“crushes, demorfs shapes, objects and point of views”
Elsemarijn Bruys is the artist of the moment. Her practises as a visual artist and spatial designer are at its core hybrid. Her work “crushes, demorfs shapes, objects and point of views” in a still beautiful – and sublime – way. This year, she was an artist at Lente Kabinet, showing off her ability to work in every environment. Her work, Artificial Landscapes, is an experience like no other, making you feel something only the art itself can describe. We got the privilege to catch up with Bruys before the festival to talk about her work, her philosophy, and everything in between.
Gc: How are you today?
E: I’m good!
Gc: Could you describe your craft in your own words?
E: I make sculptures and installations, mostly with textiles and plastics. There is almost always a force of tension and movement in my work. I actually put motors inside my art to create literal movement.
Gc: Woah that’s really cool. Where do you derive your inspiration from?

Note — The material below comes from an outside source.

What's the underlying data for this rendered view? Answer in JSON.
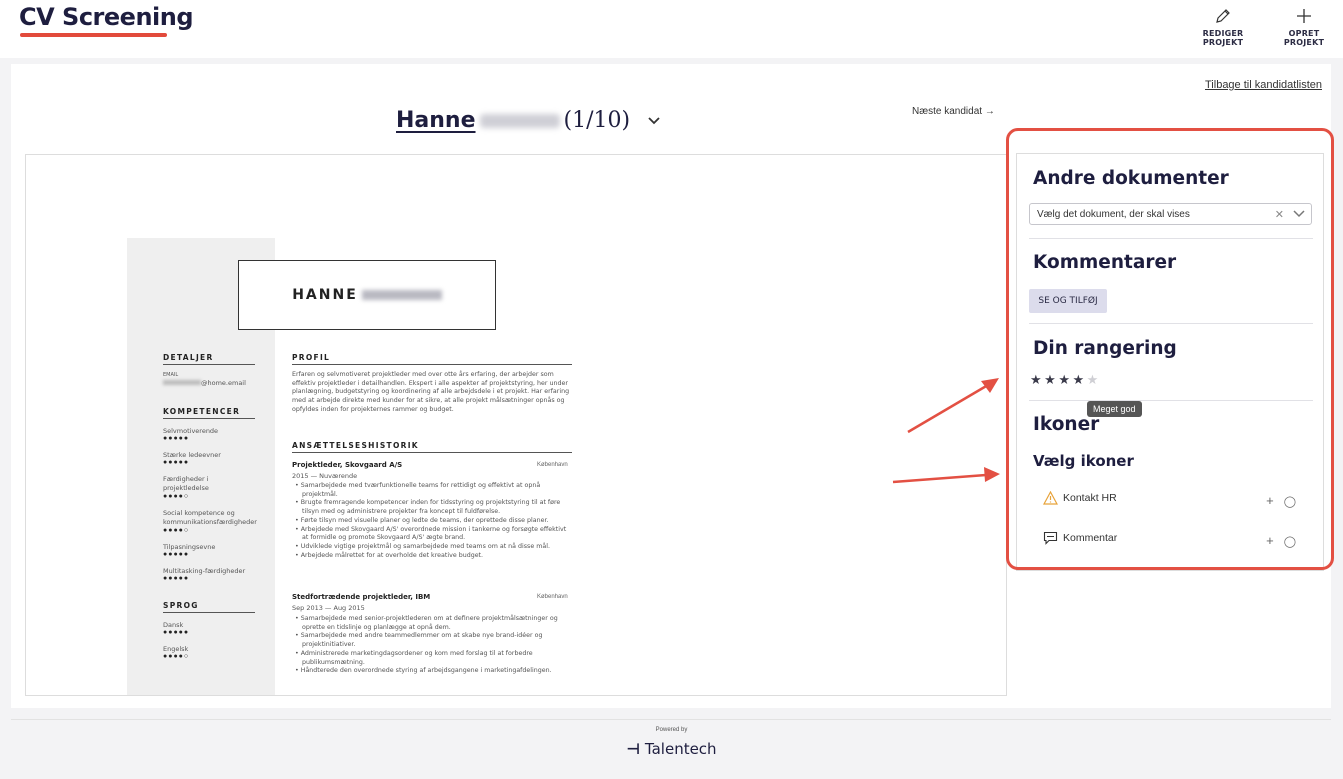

E: The experience of feeling textile. I like to begin my process starting with commonly shared objects, for example, the bomber jacket. This jacket is special because of how people across various cultural (subcultural or mainstream) groups wear it. Somehow a garment like this is able to transcend social barriers and people are able to express themselves with it in so many different ways.
Gc: I love your series Moving Mirrors. Could you tell me a little more about this piece?
E: The pieces are doing a composed choreography together. So while you can tell that they’re connecting with each other. Also, the material presents you with a morphed perspective of your reflection.
Gc: How is art a form of escape for you from the outside world?
E: I don’t know if there is an escape, and if we should want one…I think with art you can at least try to shift some perspectives. We need to face the ugliness of the outside world. There is so much beauty in that. There is this theory I really like from Edmund Burke. There’s beauty and the sublime. What makes the sublime different from beauty is the natural sense of danger in it. With these Artificial landscapes, you walk through this attractive colour and soft shapes but it might be a little claustrophobic or scary, but that’s good – that’s when it starts to enter the sublime.
Gc: Could you walk me through your work for Lente Kabinet?
E: One of the kinds of theories that I’m interested in is artificial landscapes. I love to play around with how much air is inside objects and observe the shapes that playfulness creates. It feels so natural; an organic way of moving in a lifeless object. I call it also mimicking nature. At Lente, there is this row of trees and I make a hallway inside. It feels a little bit like a limbo. And the colour inside is exactly the opposite of the green, so it is A very bright orange. It’s a bit intense on the eyes but it emphasizes the green that’s surrounded it even more.
Gc: What were some of the challenges, if any, did you face when making this landscape? This hallway?
E: Well, it’s 380 meters of fabric. So it’s a constant struggle with a lot of fabric and a machine – I’m sewing it myself.
Gc: Lente Kabinet is not only a celebration, of music, art, and culture but also the reopening of these worlds in a festival context. What are you most looking forward to on the festival lineup?
E: I’m really excited for Nèna and Half Queen.
Gc: And what can we expect from you in the future?
E: This work will travel around to Big Art in Amsterdam. I also have a solo exhibition at Contour Gallery Rotterdam coming up on the 4th of September. I’m presenting all new works there. I will also be showing work at Schemerlicht in Nijmegen which is exciting. I’m thinking about doing projects that include the act of wrapping. But this year it’s mostly inflatables.
Gc: So you’re basically just not sleeping this year then!
E: Well, I’m okay. I love making this stuff so I find it exciting!